### Activity
Please reproduce all of the lines below, word for word and in full.

### Task data
.....

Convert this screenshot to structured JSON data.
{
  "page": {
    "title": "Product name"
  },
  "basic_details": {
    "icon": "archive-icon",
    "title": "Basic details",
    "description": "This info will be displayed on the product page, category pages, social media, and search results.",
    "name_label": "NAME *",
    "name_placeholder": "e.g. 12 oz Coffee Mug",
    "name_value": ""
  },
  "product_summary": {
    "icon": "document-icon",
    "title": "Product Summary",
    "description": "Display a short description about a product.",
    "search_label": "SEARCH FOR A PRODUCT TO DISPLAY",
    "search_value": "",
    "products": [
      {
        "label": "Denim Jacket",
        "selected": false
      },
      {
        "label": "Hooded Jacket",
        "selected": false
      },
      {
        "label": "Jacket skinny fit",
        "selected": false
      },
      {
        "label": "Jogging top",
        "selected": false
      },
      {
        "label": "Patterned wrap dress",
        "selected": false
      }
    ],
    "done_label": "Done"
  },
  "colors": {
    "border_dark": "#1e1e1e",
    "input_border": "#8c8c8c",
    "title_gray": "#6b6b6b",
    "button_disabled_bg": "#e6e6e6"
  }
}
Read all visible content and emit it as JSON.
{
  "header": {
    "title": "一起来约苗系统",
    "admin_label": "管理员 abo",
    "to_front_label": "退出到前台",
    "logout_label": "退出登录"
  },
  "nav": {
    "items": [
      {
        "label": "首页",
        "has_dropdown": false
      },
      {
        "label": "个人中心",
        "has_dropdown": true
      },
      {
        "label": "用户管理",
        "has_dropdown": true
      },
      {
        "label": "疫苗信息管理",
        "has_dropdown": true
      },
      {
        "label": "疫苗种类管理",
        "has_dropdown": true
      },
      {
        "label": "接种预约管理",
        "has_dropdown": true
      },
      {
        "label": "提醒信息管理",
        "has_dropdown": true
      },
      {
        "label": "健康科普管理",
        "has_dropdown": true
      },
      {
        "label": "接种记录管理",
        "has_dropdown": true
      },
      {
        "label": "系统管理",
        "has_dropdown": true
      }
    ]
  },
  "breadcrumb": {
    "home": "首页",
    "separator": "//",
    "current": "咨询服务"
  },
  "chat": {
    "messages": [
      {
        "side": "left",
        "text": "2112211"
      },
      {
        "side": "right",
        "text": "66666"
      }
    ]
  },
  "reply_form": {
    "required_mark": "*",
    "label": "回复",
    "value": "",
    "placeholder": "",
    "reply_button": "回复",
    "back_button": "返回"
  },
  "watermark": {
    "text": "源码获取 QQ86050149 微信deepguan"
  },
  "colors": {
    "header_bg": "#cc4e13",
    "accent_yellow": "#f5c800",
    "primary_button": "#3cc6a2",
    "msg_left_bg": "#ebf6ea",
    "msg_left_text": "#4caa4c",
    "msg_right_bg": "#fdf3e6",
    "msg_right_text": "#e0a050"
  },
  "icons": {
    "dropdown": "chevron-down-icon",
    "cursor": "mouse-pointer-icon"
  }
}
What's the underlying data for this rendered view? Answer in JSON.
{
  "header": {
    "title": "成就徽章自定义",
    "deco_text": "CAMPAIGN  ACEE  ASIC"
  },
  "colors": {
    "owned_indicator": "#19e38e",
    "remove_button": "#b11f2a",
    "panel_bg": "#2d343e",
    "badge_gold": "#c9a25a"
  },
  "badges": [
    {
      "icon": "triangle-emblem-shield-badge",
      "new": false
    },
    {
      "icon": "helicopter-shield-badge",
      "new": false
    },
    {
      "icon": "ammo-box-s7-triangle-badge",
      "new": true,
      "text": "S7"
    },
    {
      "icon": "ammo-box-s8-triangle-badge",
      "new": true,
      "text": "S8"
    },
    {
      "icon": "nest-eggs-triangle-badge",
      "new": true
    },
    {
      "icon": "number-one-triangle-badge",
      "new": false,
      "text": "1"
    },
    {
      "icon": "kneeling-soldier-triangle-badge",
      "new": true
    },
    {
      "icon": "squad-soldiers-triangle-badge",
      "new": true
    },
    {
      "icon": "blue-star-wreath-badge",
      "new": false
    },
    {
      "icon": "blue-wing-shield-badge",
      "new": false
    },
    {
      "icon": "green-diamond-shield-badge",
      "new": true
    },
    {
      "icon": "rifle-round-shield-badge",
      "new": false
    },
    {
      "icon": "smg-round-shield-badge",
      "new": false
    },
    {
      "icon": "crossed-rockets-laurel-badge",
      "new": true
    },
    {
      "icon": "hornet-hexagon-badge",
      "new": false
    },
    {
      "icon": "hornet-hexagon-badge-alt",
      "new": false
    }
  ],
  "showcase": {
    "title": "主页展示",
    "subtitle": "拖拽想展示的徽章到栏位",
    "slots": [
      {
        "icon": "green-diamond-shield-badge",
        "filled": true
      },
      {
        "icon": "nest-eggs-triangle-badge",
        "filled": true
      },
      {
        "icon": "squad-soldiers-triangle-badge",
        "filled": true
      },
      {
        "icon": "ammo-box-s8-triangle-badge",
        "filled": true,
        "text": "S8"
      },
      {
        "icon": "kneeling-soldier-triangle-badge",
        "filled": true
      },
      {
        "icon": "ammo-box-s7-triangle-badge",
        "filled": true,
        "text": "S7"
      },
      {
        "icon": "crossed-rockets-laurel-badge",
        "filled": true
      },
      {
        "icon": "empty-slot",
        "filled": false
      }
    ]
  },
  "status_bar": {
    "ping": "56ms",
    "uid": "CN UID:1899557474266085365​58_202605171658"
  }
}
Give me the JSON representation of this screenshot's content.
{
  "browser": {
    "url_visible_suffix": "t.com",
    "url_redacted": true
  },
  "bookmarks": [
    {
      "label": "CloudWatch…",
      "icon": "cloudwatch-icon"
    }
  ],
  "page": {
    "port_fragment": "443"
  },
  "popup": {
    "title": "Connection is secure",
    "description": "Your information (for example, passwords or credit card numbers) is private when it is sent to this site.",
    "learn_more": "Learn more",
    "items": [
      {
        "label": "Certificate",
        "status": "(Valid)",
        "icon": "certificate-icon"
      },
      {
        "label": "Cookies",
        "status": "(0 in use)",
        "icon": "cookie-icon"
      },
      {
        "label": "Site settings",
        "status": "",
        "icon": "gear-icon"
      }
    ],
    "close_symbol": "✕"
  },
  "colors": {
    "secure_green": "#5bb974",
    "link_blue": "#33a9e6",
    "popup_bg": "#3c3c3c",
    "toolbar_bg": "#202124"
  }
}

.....

### Answer space
Convert this screenshot to structured JSON data.
{
  "page": {
    "title": "Product name"
  },
  "basic_details": {
    "icon": "archive-icon",
    "title": "Basic details",
    "description": "This info will be displayed on the product page, category pages, social media, and search results.",
    "name_label": "NAME *",
    "name_placeholder": "e.g. 12 oz Coffee Mug",
    "name_value": ""
  },
  "product_summary": {
    "icon": "document-icon",
    "title": "Product Summary",
    "description": "Display a short description about a product.",
    "search_label": "SEARCH FOR A PRODUCT TO DISPLAY",
    "search_value": "",
    "products": [
      {
        "label": "Denim Jacket",
        "selected": false
      },
      {
        "label": "Hooded Jacket",
        "selected": false
      },
      {
        "label": "Jacket skinny fit",
        "selected": false
      },
      {
        "label": "Jogging top",
        "selected": false
      },
      {
        "label": "Patterned wrap dress",
        "selected": false
      }
    ],
    "done_label": "Done"
  },
  "colors": {
    "border_dark": "#1e1e1e",
    "input_border": "#8c8c8c",
    "title_gray": "#6b6b6b",
    "button_disabled_bg": "#e6e6e6"
  }
}
Read all visible content and emit it as JSON.
{
  "header": {
    "title": "一起来约苗系统",
    "admin_label": "管理员 abo",
    "to_front_label": "退出到前台",
    "logout_label": "退出登录"
  },
  "nav": {
    "items": [
      {
        "label": "首页",
        "has_dropdown": false
      },
      {
        "label": "个人中心",
        "has_dropdown": true
      },
      {
        "label": "用户管理",
        "has_dropdown": true
      },
      {
        "label": "疫苗信息管理",
        "has_dropdown": true
      },
      {
        "label": "疫苗种类管理",
        "has_dropdown": true
      },
      {
        "label": "接种预约管理",
        "has_dropdown": true
      },
      {
        "label": "提醒信息管理",
        "has_dropdown": true
      },
      {
        "label": "健康科普管理",
        "has_dropdown": true
      },
      {
        "label": "接种记录管理",
        "has_dropdown": true
      },
      {
        "label": "系统管理",
        "has_dropdown": true
      }
    ]
  },
  "breadcrumb": {
    "home": "首页",
    "separator": "//",
    "current": "咨询服务"
  },
  "chat": {
    "messages": [
      {
        "side": "left",
        "text": "2112211"
      },
      {
        "side": "right",
        "text": "66666"
      }
    ]
  },
  "reply_form": {
    "required_mark": "*",
    "label": "回复",
    "value": "",
    "placeholder": "",
    "reply_button": "回复",
    "back_button": "返回"
  },
  "watermark": {
    "text": "源码获取 QQ86050149 微信deepguan"
  },
  "colors": {
    "header_bg": "#cc4e13",
    "accent_yellow": "#f5c800",
    "primary_button": "#3cc6a2",
    "msg_left_bg": "#ebf6ea",
    "msg_left_text": "#4caa4c",
    "msg_right_bg": "#fdf3e6",
    "msg_right_text": "#e0a050"
  },
  "icons": {
    "dropdown": "chevron-down-icon",
    "cursor": "mouse-pointer-icon"
  }
}
What's the underlying data for this rendered view? Answer in JSON.
{
  "header": {
    "title": "成就徽章自定义",
    "deco_text": "CAMPAIGN  ACEE  ASIC"
  },
  "colors": {
    "owned_indicator": "#19e38e",
    "remove_button": "#b11f2a",
    "panel_bg": "#2d343e",
    "badge_gold": "#c9a25a"
  },
  "badges": [
    {
      "icon": "triangle-emblem-shield-badge",
      "new": false
    },
    {
      "icon": "helicopter-shield-badge",
      "new": false
    },
    {
      "icon": "ammo-box-s7-triangle-badge",
      "new": true,
      "text": "S7"
    },
    {
      "icon": "ammo-box-s8-triangle-badge",
      "new": true,
      "text": "S8"
    },
    {
      "icon": "nest-eggs-triangle-badge",
      "new": true
    },
    {
      "icon": "number-one-triangle-badge",
      "new": false,
      "text": "1"
    },
    {
      "icon": "kneeling-soldier-triangle-badge",
      "new": true
    },
    {
      "icon": "squad-soldiers-triangle-badge",
      "new": true
    },
    {
      "icon": "blue-star-wreath-badge",
      "new": false
    },
    {
      "icon": "blue-wing-shield-badge",
      "new": false
    },
    {
      "icon": "green-diamond-shield-badge",
      "new": true
    },
    {
      "icon": "rifle-round-shield-badge",
      "new": false
    },
    {
      "icon": "smg-round-shield-badge",
      "new": false
    },
    {
      "icon": "crossed-rockets-laurel-badge",
      "new": true
    },
    {
      "icon": "hornet-hexagon-badge",
      "new": false
    },
    {
      "icon": "hornet-hexagon-badge-alt",
      "new": false
    }
  ],
  "showcase": {
    "title": "主页展示",
    "subtitle": "拖拽想展示的徽章到栏位",
    "slots": [
      {
        "icon": "green-diamond-shield-badge",
        "filled": true
      },
      {
        "icon": "nest-eggs-triangle-badge",
        "filled": true
      },
      {
        "icon": "squad-soldiers-triangle-badge",
        "filled": true
      },
      {
        "icon": "ammo-box-s8-triangle-badge",
        "filled": true,
        "text": "S8"
      },
      {
        "icon": "kneeling-soldier-triangle-badge",
        "filled": true
      },
      {
        "icon": "ammo-box-s7-triangle-badge",
        "filled": true,
        "text": "S7"
      },
      {
        "icon": "crossed-rockets-laurel-badge",
        "filled": true
      },
      {
        "icon": "empty-slot",
        "filled": false
      }
    ]
  },
  "status_bar": {
    "ping": "56ms",
    "uid": "CN UID:1899557474266085365​58_202605171658"
  }
}
Give me the JSON representation of this screenshot's content.
{
  "browser": {
    "url_visible_suffix": "t.com",
    "url_redacted": true
  },
  "bookmarks": [
    {
      "label": "CloudWatch…",
      "icon": "cloudwatch-icon"
    }
  ],
  "page": {
    "port_fragment": "443"
  },
  "popup": {
    "title": "Connection is secure",
    "description": "Your information (for example, passwords or credit card numbers) is private when it is sent to this site.",
    "learn_more": "Learn more",
    "items": [
      {
        "label": "Certificate",
        "status": "(Valid)",
        "icon": "certificate-icon"
      },
      {
        "label": "Cookies",
        "status": "(0 in use)",
        "icon": "cookie-icon"
      },
      {
        "label": "Site settings",
        "status": "",
        "icon": "gear-icon"
      }
    ],
    "close_symbol": "✕"
  },
  "colors": {
    "secure_green": "#5bb974",
    "link_blue": "#33a9e6",
    "popup_bg": "#3c3c3c",
    "toolbar_bg": "#202124"
  }
}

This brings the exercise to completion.